- European recession fears weigh on sovereign yields
- Dollar continues to rise as investors brace for prolonged period of high rates
- Stocks break losing streak, dampening portfolio risk
European recession fears weigh on sovereign yields
Long-term government borrowing costs declined on both sides of the Atlantic in the week ending August 25, 2023, as several key economic indicators plunged deeper into recessionary territory. S&P Global’s composite purchasing manager index (PMI) for the combined manufacturing and services sectors in the Eurozone dropped further from 48.6 in July to a 33-month low of 47.0 in August, indicating an accelerating contraction in economic activity. The United Kingdom experienced even bigger drops, both in its composite PMI and the manufacturing subcomponent, with the latter shrinking from 45.3 to 42.5. As a result, Gilt yields plummeted between 15 and 25 basis points across all maturities, as traders once again reversed course and priced out an entire rate hike by the Bank of England. The base rate is now projected to peak at 5.75% by year end.
Please refer to Figure 4 of the current Multi-Asset Class Risk Monitor (dated August 25, 2023) for further details.
Dollar continues to rise as investors brace for prolonged period of high rates
A measure of the US dollar’s value against a basket of major trading partners climbed to its highest level since early June in the week ending August 25, 2023, as traders pushed out the projected date on which they expect the Federal Reserve to start easing monetary conditions again. The Dollar Index strengthened for a sixth consecutive week amid warnings from central bank officials that interest rates could rise even more and stay higher for longer. In his widely anticipated speech at the Jackson Hole symposium, Fed Chair Jerome Powell warned on Friday that the bank was “prepared to raise rates further” and that it intended “to hold policy at a restrictive level” until inflation was moving sustainably towards its 2% target.
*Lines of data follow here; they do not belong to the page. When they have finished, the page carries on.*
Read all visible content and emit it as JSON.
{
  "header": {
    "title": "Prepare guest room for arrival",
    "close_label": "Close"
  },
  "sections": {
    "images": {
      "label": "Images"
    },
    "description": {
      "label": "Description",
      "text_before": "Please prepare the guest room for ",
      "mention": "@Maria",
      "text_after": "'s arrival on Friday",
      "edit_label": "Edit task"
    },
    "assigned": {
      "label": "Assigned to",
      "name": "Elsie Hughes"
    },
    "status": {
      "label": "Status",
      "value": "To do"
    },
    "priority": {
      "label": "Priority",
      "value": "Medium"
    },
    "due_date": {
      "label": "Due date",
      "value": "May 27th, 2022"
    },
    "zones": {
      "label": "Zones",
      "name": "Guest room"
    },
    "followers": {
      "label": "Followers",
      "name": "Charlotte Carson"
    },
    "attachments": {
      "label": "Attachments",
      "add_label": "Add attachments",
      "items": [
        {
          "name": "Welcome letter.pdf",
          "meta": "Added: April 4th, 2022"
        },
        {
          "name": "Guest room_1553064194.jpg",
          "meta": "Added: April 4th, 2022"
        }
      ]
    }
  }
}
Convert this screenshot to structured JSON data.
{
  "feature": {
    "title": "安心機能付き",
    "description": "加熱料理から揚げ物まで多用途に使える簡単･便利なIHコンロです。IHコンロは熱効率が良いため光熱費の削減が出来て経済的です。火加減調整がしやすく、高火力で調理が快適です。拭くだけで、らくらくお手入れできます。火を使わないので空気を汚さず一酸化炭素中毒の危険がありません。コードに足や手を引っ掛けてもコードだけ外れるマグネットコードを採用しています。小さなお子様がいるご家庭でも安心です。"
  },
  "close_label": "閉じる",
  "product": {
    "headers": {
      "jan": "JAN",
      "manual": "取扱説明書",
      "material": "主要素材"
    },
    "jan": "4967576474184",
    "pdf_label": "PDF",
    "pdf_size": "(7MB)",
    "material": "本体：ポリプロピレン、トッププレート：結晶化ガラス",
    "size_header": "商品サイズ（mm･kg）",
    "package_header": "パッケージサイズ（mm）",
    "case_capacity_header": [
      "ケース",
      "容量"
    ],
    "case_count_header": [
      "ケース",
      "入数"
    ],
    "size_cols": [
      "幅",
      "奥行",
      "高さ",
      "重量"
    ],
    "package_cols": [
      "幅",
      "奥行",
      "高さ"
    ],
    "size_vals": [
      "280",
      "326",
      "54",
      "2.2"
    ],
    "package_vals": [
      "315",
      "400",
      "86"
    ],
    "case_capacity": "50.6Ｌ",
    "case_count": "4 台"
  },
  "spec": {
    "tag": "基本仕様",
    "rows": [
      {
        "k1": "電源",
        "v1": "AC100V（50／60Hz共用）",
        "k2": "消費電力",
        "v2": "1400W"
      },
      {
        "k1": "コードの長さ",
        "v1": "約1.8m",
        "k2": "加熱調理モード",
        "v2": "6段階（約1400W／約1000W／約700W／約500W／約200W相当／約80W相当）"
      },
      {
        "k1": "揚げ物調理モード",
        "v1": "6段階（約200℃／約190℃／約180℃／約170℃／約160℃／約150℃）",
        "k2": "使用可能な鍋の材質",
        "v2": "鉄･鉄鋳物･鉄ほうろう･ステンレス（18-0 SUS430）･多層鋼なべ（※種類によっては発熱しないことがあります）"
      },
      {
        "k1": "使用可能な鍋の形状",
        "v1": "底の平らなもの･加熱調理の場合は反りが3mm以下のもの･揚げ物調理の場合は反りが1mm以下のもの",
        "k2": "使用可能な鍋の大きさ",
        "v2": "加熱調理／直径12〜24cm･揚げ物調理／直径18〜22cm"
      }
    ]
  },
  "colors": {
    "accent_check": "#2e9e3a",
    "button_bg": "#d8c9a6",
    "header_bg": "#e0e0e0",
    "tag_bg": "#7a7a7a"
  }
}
That being said, short-term interest-rate futures markets still expect the Fed not to raise its policy rate again from the current level of 5.25%-5.50%; but the first rate cut is now priced in for the June 2024 FOMC meeting instead of May.
Please refer to Figure 6 of the current Multi-Asset Class Risk Monitor (dated August 25, 2023) for further details.
Stocks break losing streak, dampening portfolio risk
The predicted short-term risk of Qontigo’s global multi-asset class model portfolio dropped by a full percentage point to 8% as of Friday, August 25, 2023, as global stock markets reversed their recent losing streak and recorded their first weekly gain for this month. The impact was most notable for US equities, which saw their share of total portfolio volatility contract from 40.4% to 39%. This was in contrast to their counterparts in other regions, where the declines in risk contributions were more subdued, due to a still relatively strong positive correlation between share prices, bond prices, and exchange rates against the US dollar.
Please refer to Figures 7-10 of the current Multi-Asset Class Risk Monitor (dated August 25, 2023) for further details.